"But the reality remains that we have an unsatisfactory procedure to resolve differences of opinion in this House, if and obviously, it's an if, we come to a point where the Government does not succeed on its motion and the opportunity exists this afternoon to cure that anomaly".

"We have tested the opinion of the House twice on this very serious subject", Andrea Leadsom, the leader of the House of Commons said after the vote took place.

These concerns are not likely to derail the Brexit debates; however, the deal will probably not pass on its first reading based on Parliamentary arithmetic and May's minority conservative government.

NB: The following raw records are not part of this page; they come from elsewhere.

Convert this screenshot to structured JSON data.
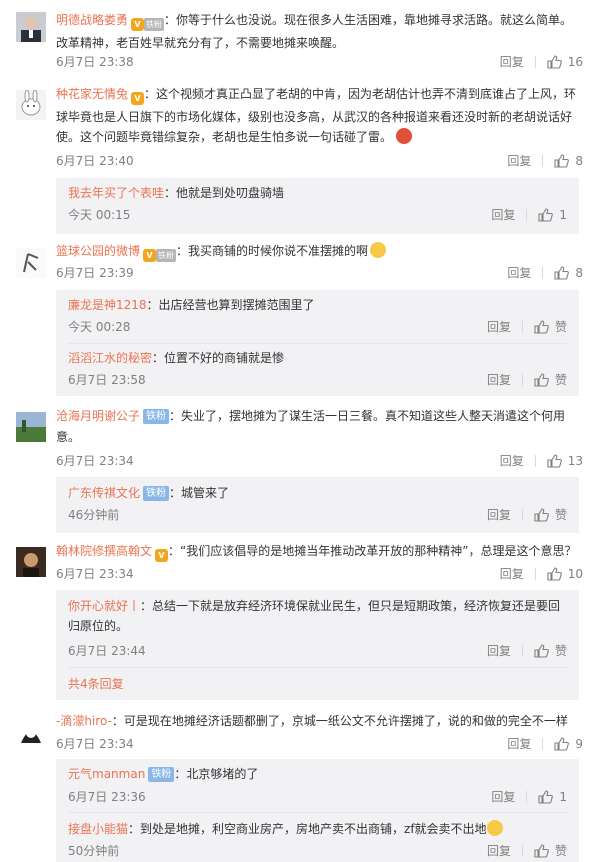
{
  "actions": {
    "reply_label": "回复",
    "like_label": "赞"
  },
  "comments": [
    {
      "user": "明德战略娄勇",
      "badge": "vip-fan",
      "text": "：你等于什么也没说。现在很多人生活困难，靠地摊寻求活路。就这么简单。改革精神，老百姓早就充分有了，不需要地摊来唤醒。",
      "time": "6月7日 23:38",
      "likes": "16"
    },
    {
      "user": "种花家无情兔",
      "badge": "vip",
      "text": "：这个视频才真正凸显了老胡的中肯，因为老胡估计也弄不清到底谁占了上风，环球毕竟也是人日旗下的市场化媒体，级别也没多高，从武汉的各种报道来看还没时新的老胡说话好使。这个问题毕竟错综复杂，老胡也是生怕多说一句话碰了雷。",
      "time": "6月7日 23:40",
      "likes": "8",
      "replies": [
        {
          "user": "我去年买了个表哇",
          "text": "：他就是到处叨盘骑墙",
          "time": "今天 00:15",
          "likes": "1"
        }
      ]
    },
    {
      "user": "篮球公园的微博",
      "badge": "vip-fan",
      "text": "：我买商铺的时候你说不准摆摊的啊",
      "time": "6月7日 23:39",
      "likes": "8",
      "replies": [
        {
          "user": "廉龙是神1218",
          "text": "：出店经营也算到摆摊范围里了",
          "time": "今天 00:28",
          "likes": "赞"
        },
        {
          "user": "滔滔江水的秘密",
          "text": "：位置不好的商铺就是惨",
          "time": "6月7日 23:58",
          "likes": "赞"
        }
      ]
    },
    {
      "user": "沧海月明谢公子",
      "badge": "tiefen",
      "badge_text": "铁粉",
      "text": "：失业了，摆地摊为了谋生活一日三餐。真不知道这些人整天消遣这个何用意。",
      "time": "6月7日 23:34",
      "likes": "13",
      "replies": [
        {
          "user": "广东传祺文化",
          "badge_text": "铁粉",
          "text": "：城管来了",
          "time": "46分钟前",
          "likes": "赞"
        }
      ]
    },
    {
      "user": "翰林院修撰高翰文",
      "badge": "vip",
      "text": "：“我们应该倡导的是地摊当年推动改革开放的那种精神”，总理是这个意思？",
      "time": "6月7日 23:34",
      "likes": "10",
      "replies": [
        {
          "user": "你开心就好丨",
          "text": "：总结一下就是放弃经济环境保就业民生，但只是短期政策，经济恢复还是要回归原位的。",
          "time": "6月7日 23:44",
          "likes": "赞"
        }
      ],
      "more_replies": "共4条回复"
    },
    {
      "user": "-滴濛hiro-",
      "text": "：可是现在地摊经济话题都删了，京城一纸公文不允许摆摊了，说的和做的完全不一样",
      "time": "6月7日 23:34",
      "likes": "9",
      "replies": [
        {
          "user": "元气manman",
          "badge_text": "铁粉",
          "text": "：北京够堵的了",
          "time": "6月7日 23:36",
          "likes": "1"
        },
        {
          "user": "接盘小能猫",
          "text": "：到处是地摊，利空商业房产，房地产卖不出商铺，zf就会卖不出地",
          "time": "50分钟前",
          "likes": "赞"
        }
      ]
    }
  ]
}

In an opinion prepared for the European Court of Justice (ECJ) in Strasbourg, the advocate general said the United Kingdom did not need the approval of the 27 remaining EU member states to halt the two-year countdown triggered invoking Article 50 of the Lisbon Treaty.

"I'm focusing on ... getting that vote and getting the vote over the line", she said.

She also said Parliament would be consulted on the government's negotiating mandate as it embarks on talks on the UK's future relationship with the EU.

In the most extreme no-deal scenario, shopping bills could rise by up to 10% but even in an orderly no-deal withdrawal, with a transition period, grocery prices could rise by 6%, he said.

"It is a tribute to the perseverance of the Scottish parliamentarians involved that we will finally get clarity from the Court of Justice on this important question".